(Data about app and page elements)
========
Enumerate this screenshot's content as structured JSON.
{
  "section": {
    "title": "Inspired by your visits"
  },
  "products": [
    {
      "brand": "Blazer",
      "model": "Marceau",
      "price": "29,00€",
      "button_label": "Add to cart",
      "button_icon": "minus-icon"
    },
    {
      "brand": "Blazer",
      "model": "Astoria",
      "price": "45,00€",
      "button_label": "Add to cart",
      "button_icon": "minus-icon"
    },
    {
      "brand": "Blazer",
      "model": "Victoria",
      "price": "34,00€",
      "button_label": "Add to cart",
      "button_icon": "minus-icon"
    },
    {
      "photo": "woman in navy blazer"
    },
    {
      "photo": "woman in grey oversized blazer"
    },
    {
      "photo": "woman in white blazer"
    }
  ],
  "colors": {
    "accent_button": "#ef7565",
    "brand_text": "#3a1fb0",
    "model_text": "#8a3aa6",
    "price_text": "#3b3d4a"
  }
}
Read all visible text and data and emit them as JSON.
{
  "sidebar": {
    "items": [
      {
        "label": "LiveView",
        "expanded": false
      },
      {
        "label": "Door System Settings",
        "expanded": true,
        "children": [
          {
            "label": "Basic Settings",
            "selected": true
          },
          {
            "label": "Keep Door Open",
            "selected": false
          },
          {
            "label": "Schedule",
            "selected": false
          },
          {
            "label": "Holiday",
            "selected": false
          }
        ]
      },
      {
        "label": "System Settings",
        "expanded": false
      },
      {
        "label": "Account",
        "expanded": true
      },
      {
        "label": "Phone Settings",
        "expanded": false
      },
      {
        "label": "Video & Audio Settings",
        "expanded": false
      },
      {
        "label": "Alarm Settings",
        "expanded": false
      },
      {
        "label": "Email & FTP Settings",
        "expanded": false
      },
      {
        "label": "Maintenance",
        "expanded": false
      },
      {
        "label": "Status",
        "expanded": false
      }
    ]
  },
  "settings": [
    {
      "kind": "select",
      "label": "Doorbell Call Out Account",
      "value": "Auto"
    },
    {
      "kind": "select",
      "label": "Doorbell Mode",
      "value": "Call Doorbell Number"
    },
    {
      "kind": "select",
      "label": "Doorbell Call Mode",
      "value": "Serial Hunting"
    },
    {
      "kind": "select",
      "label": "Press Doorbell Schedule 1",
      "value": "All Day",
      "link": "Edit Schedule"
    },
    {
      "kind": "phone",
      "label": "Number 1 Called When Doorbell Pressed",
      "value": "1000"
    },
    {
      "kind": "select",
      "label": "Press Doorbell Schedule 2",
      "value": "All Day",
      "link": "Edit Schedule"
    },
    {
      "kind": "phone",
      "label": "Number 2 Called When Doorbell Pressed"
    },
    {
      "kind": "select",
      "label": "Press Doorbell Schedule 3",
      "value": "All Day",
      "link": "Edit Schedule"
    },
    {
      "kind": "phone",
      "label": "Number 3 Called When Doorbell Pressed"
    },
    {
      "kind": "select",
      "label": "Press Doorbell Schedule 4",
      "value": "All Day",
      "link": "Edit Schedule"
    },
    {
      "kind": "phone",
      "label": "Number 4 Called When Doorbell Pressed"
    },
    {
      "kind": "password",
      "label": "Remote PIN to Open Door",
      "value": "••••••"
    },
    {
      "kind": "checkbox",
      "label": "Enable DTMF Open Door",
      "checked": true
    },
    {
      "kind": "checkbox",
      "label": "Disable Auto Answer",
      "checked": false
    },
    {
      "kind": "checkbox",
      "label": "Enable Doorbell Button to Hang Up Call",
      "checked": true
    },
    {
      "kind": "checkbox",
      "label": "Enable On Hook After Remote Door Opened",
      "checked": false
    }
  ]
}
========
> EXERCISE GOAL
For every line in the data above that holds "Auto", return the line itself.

> WRITTEN ANSWER
      "value": "Auto"
      "label": "Disable Auto Answer",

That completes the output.